Website and app data records:
######
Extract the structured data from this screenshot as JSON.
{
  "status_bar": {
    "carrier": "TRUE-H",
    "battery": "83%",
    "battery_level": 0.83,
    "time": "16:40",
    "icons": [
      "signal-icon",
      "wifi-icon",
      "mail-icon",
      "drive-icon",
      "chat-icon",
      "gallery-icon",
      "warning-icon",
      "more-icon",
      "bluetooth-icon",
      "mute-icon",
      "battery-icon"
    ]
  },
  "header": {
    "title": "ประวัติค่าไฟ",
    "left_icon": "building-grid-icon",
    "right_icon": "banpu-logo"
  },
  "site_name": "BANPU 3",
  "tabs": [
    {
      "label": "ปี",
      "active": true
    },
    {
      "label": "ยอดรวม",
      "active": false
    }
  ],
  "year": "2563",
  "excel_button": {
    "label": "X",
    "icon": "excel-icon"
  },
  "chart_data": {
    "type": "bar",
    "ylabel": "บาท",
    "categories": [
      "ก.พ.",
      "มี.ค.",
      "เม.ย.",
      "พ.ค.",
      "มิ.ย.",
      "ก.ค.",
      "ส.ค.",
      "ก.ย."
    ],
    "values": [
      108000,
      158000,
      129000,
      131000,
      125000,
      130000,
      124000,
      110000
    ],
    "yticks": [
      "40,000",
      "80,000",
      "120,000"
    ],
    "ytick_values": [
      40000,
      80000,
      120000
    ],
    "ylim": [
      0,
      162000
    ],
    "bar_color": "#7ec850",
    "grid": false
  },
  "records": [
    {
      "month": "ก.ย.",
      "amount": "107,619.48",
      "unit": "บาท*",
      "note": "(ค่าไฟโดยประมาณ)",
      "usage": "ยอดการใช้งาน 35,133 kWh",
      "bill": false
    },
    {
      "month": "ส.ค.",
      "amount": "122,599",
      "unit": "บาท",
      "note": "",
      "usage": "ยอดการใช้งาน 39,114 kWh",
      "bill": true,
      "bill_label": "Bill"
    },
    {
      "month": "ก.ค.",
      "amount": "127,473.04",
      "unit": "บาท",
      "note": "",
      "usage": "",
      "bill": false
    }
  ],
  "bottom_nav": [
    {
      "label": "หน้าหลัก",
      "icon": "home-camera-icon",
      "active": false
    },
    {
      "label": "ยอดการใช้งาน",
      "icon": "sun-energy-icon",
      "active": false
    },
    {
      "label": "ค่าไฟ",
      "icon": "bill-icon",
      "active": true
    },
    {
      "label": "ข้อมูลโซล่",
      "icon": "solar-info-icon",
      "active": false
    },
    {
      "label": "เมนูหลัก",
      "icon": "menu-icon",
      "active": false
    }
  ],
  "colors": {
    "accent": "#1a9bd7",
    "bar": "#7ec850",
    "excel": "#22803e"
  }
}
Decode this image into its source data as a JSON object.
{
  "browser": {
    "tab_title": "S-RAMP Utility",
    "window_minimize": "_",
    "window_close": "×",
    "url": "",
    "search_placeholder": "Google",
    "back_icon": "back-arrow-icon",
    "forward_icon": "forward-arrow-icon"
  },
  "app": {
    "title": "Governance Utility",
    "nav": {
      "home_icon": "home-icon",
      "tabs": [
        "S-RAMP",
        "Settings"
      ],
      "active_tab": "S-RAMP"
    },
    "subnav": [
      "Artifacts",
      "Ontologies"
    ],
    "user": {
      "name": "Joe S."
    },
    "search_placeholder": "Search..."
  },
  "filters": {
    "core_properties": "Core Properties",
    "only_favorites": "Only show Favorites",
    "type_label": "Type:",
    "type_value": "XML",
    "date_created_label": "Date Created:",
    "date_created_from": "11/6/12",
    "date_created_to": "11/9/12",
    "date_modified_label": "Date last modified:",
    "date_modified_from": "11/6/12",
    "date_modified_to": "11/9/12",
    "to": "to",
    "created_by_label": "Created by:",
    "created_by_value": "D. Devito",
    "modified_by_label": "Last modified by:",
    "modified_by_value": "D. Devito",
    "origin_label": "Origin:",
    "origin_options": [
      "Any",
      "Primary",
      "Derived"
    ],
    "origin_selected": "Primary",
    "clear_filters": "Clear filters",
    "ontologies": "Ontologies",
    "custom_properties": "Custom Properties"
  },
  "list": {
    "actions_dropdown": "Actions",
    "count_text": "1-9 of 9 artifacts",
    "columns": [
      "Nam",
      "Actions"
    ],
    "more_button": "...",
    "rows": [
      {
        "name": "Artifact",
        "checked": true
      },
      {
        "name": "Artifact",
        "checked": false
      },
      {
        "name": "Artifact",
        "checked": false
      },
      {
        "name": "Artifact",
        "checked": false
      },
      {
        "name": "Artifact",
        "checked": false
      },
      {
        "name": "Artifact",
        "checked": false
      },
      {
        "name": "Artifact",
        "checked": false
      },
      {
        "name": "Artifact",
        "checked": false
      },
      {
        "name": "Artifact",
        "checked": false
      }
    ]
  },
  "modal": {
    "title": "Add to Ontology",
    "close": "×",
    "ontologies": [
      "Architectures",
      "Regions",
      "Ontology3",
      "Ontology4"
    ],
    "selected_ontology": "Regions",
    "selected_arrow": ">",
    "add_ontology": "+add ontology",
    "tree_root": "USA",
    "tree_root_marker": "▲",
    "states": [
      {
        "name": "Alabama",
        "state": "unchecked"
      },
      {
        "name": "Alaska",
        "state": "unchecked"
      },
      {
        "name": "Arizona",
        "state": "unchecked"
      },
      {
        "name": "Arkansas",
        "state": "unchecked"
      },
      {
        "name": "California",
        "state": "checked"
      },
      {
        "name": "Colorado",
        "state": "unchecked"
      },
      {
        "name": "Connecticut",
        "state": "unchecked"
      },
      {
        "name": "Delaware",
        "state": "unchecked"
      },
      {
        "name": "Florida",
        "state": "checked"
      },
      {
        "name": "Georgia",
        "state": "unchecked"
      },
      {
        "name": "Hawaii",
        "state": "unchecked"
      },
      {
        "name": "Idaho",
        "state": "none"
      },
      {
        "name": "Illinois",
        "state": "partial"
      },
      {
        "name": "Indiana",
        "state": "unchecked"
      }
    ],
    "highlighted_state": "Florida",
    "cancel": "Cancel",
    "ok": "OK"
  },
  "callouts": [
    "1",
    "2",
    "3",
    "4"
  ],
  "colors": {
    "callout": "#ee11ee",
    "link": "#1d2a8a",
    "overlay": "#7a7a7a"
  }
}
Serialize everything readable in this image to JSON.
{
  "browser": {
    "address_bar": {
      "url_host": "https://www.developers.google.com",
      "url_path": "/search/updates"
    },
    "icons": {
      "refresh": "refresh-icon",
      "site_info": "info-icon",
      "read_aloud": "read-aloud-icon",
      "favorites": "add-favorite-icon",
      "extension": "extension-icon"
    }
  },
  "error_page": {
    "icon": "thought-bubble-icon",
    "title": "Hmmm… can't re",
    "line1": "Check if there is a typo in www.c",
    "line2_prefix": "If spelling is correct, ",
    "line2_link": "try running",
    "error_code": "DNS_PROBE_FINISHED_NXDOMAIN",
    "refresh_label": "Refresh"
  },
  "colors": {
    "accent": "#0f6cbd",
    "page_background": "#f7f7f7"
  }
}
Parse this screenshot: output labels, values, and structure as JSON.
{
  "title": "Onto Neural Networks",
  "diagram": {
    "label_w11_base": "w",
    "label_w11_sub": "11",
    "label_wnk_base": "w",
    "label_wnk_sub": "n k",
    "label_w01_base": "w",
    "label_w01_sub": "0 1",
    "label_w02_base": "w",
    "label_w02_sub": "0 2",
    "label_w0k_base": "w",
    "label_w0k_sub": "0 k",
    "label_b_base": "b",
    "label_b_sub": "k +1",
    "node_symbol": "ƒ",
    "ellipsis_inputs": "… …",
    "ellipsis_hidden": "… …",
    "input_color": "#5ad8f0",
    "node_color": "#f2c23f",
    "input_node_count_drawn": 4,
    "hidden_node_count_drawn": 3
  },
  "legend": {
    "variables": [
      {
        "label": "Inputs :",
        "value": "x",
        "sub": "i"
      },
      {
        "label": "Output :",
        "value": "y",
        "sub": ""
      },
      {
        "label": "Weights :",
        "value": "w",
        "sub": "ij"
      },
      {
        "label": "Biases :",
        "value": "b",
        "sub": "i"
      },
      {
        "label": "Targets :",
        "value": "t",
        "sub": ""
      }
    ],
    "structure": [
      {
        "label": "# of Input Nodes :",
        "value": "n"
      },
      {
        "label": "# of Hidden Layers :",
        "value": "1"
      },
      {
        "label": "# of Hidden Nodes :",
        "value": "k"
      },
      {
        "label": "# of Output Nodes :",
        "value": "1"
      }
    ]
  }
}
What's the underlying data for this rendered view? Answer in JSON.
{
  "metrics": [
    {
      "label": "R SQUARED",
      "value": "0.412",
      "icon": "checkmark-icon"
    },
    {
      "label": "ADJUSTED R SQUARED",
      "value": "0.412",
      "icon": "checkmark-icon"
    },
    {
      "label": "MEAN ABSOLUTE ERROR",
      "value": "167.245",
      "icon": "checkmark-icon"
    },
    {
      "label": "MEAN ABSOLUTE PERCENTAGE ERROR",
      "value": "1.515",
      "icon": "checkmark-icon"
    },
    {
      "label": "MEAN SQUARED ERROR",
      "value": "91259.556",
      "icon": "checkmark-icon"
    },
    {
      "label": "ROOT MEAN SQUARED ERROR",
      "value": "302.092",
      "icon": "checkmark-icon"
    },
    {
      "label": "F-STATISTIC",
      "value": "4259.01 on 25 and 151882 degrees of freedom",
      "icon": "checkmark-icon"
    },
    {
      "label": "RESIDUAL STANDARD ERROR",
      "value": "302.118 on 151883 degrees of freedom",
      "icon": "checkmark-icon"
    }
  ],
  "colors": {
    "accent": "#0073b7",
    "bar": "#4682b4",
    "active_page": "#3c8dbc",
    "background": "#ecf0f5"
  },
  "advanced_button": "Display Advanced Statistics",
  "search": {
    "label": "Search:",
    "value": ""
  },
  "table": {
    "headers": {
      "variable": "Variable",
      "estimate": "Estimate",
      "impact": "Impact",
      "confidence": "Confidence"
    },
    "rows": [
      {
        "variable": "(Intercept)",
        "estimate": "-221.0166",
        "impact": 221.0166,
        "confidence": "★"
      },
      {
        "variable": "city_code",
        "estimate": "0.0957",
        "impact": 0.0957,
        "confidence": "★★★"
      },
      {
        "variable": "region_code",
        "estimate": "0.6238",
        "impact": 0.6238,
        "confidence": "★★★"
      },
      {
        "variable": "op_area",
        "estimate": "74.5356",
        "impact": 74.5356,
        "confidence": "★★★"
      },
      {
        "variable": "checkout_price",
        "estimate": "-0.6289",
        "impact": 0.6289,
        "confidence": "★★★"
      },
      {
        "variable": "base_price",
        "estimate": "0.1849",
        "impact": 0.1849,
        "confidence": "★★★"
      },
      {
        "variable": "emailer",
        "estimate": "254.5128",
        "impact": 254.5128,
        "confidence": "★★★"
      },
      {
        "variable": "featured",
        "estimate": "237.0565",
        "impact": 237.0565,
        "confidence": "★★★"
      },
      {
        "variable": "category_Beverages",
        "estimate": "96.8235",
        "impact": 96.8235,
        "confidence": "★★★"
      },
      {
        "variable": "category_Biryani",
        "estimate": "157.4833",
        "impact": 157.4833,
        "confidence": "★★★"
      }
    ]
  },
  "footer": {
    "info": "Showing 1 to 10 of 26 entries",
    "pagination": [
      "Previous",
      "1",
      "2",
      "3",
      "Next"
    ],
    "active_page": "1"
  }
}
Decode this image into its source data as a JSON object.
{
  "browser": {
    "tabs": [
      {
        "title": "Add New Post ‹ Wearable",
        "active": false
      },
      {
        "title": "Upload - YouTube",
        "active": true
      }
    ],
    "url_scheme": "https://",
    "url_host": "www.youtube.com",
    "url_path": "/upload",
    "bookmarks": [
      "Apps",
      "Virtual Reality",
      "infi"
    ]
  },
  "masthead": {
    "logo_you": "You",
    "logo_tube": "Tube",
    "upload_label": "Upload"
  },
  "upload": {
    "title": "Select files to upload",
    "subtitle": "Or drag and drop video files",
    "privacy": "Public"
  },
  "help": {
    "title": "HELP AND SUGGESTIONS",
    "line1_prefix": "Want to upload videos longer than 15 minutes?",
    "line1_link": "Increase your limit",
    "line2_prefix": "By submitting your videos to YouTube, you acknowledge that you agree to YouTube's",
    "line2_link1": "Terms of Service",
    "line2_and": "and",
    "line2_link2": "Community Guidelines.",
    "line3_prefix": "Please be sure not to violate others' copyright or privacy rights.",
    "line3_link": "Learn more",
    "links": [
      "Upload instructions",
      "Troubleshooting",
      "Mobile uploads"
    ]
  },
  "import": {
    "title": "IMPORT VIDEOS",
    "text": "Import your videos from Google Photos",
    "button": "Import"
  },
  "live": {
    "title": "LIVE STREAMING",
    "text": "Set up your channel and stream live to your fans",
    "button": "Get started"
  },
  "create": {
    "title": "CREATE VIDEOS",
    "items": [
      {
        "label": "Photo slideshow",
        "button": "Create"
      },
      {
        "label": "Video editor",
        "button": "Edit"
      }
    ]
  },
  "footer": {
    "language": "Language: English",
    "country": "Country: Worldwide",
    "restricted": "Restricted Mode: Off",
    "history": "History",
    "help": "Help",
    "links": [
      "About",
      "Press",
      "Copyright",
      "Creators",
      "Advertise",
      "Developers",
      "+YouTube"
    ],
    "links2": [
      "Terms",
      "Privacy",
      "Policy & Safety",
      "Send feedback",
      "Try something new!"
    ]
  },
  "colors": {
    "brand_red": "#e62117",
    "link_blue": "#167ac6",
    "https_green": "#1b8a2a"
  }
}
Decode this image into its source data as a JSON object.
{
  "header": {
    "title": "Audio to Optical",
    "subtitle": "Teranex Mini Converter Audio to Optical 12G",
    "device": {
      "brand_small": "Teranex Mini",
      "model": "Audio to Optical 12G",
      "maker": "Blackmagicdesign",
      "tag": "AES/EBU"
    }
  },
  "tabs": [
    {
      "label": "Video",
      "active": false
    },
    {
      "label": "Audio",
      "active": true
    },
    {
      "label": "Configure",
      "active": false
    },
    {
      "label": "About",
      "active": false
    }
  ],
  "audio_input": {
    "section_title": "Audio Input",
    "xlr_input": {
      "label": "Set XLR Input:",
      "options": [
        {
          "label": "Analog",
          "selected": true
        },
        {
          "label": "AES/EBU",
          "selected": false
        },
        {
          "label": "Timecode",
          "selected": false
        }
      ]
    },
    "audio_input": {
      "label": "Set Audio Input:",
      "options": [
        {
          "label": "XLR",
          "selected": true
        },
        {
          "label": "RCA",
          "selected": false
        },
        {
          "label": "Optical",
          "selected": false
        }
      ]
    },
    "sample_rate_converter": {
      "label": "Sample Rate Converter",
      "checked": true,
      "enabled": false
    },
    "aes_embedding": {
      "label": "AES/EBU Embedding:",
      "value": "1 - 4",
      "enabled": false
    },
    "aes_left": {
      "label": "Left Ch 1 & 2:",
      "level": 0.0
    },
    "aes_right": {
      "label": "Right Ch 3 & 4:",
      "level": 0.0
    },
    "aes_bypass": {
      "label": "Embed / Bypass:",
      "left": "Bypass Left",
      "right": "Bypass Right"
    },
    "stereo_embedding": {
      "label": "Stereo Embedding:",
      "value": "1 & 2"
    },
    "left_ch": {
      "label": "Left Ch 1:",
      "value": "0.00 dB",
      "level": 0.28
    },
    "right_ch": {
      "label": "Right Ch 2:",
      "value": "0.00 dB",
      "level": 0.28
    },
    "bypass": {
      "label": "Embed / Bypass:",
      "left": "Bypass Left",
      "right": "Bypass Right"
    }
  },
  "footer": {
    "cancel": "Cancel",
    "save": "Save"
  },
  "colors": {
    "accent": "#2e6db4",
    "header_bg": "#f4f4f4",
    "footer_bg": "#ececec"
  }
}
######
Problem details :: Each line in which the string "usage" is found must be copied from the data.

Written response ::
      "usage": "ยอดการใช้งาน 35,133 kWh",
      "usage": "ยอดการใช้งาน 39,114 kWh",
      "usage": "",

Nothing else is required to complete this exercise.